Cloud's favorite Freudian theories support blame-shifting. To read about these specific theories, see the footnotes in Are Boundaries Teachings Biblical?.  

In part two of this book review Boundaries Un-Scriptural Foundation, I share three Scriptures prominently used by Boundaries authors to justify their teachings. Please take time to read about this serious misuse of Scripture at the very core of Boundaries instructions.

For a collection of helpful articles about specific Boundaries errors in their teachings about marriage, family, and church relationships, see Are Boundaries Biblical Collection.

Note: There may be times that we need to apply guidelines in our relationships, but guidelines do not go as far as boundaries. See Boundaries versus Guidelines.


(1) I'm pretty sure that a person who is meek is not someone who brags about it. See Blessed are the Meek and The Meek Will Inherit the Earth.


  1. Well said.
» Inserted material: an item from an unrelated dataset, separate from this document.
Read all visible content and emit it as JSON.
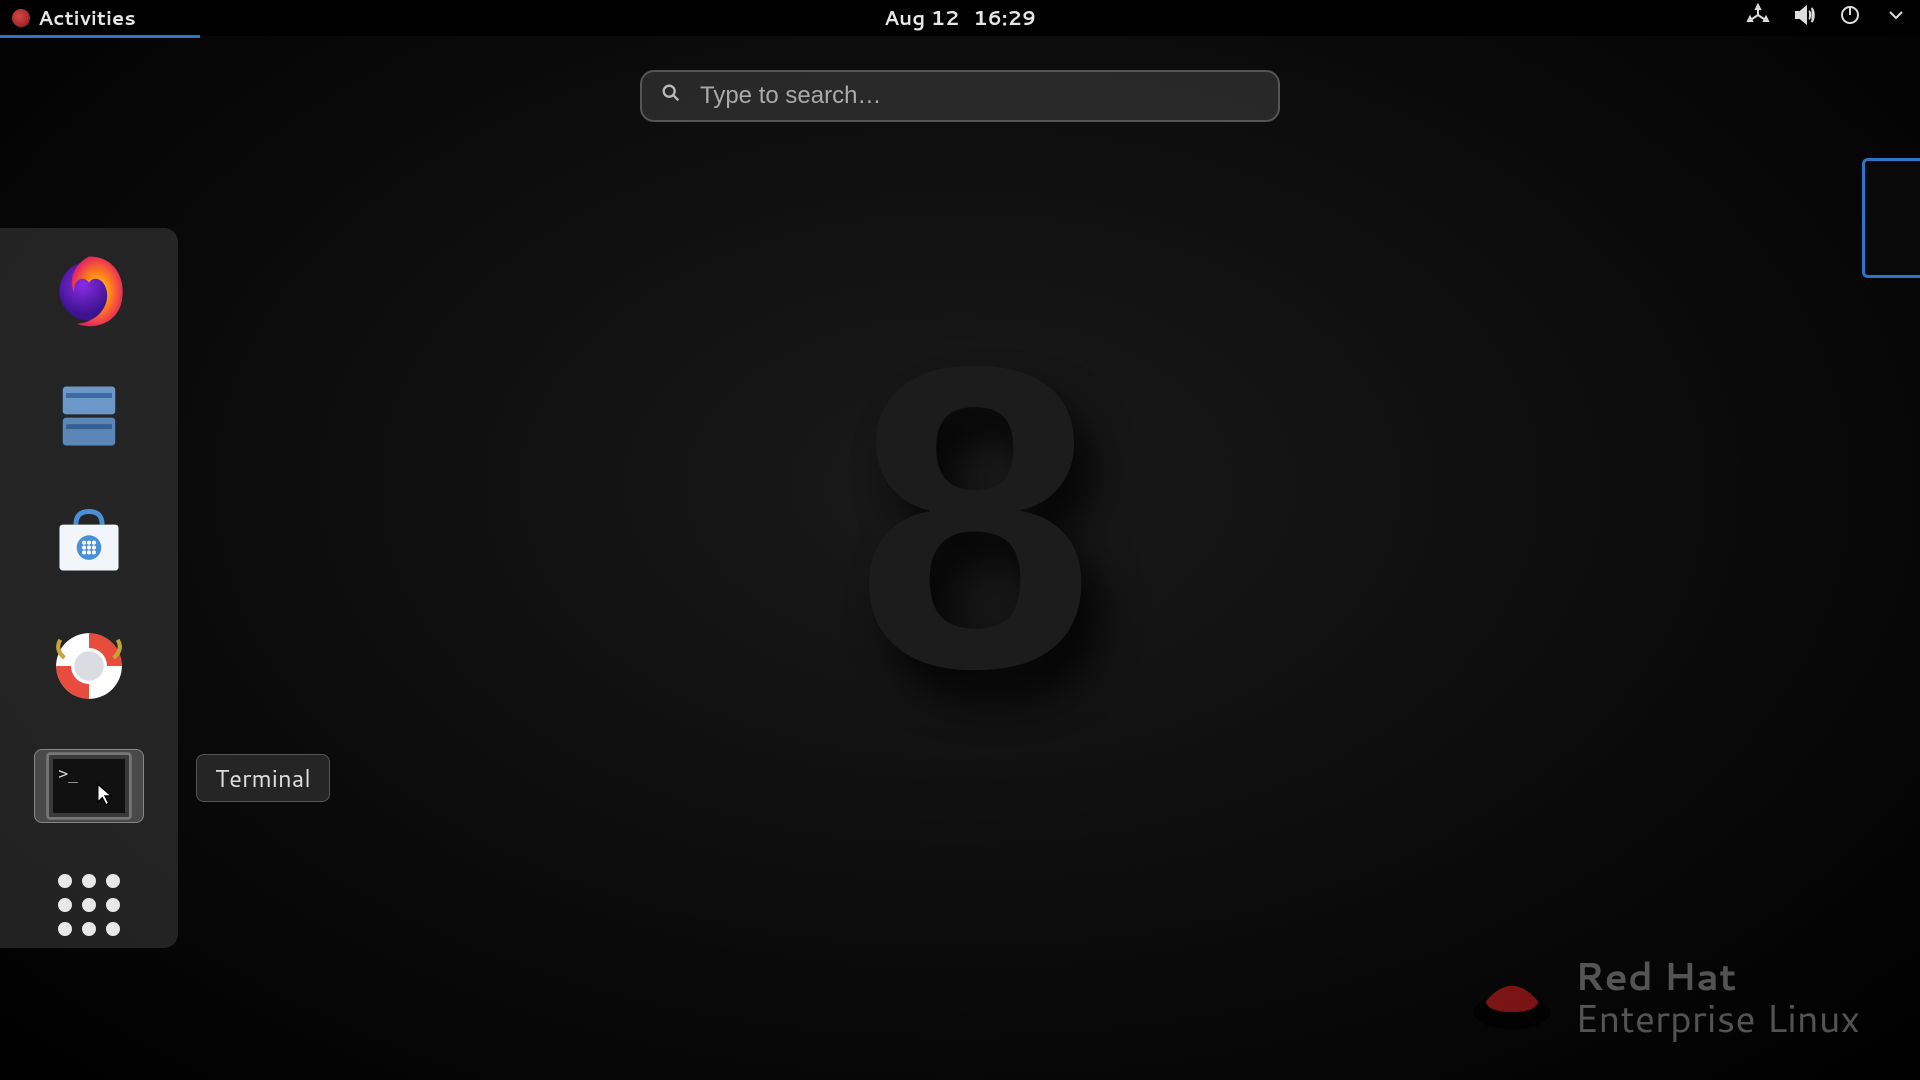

I too have had issues with this book, even though I hadn't read it, because I saw the attitude of those you applied this book to their lives in a selfish me oriented way. It "seemed" to be a Biblical excuse to avoid people that they didn't like. But in reality, it created walls that didn't resolve the underlying issues.

    1. Teresa, I am in agreement. I had this book suggested to me about 10 or so years ago by a church counselor. It is still being used by the same group of counselors and I find that sad. I recall when I first started reading it, that it seemed awfully selfish and had figured that the writers must think I am perfect...well, I am not, and the false teachings in that book just about broke up my marriage, ruined my relationships with my in-laws and with my daughter. Ironically, my daughter is now using the book against me at the suggestion of a Christian counselor. Our entire family is broken over this boundary and my grandkids run away from us and will not have anything to do with us. Not sure what we have done wrong except we are all imperfect people and are still works in progress. I am afraid for my daughter now because she looks angry when I have seen her and looked at me with such evil contempt that it is frightening. All of her written responses are textbook type comments with the same language of the Boundaries by Cloud and Townsend and also by Lysa TerKeurst, which is more of the same. I am struggling with this but hopefully and prayerfully God will repair our relationship. I am very thankful to Gail and BLNs for directing me in scripture and the right direction to better understand what is happening. She has been a blessing to me in this and I am thankful to God for leading me to her teaching on this. Thank you for your response as it helped me to know that others feel the same way that I do. God bless you, Teresa R.

    2. Hi Growin'nlearnin'
      You know that I'm so sorry for what has happened in your family. And I appreciate you mentioning the book by Lysa TerKeurst book. I haven't studied it, but I've seen that she mentions "boundaries" in her explanation of the book.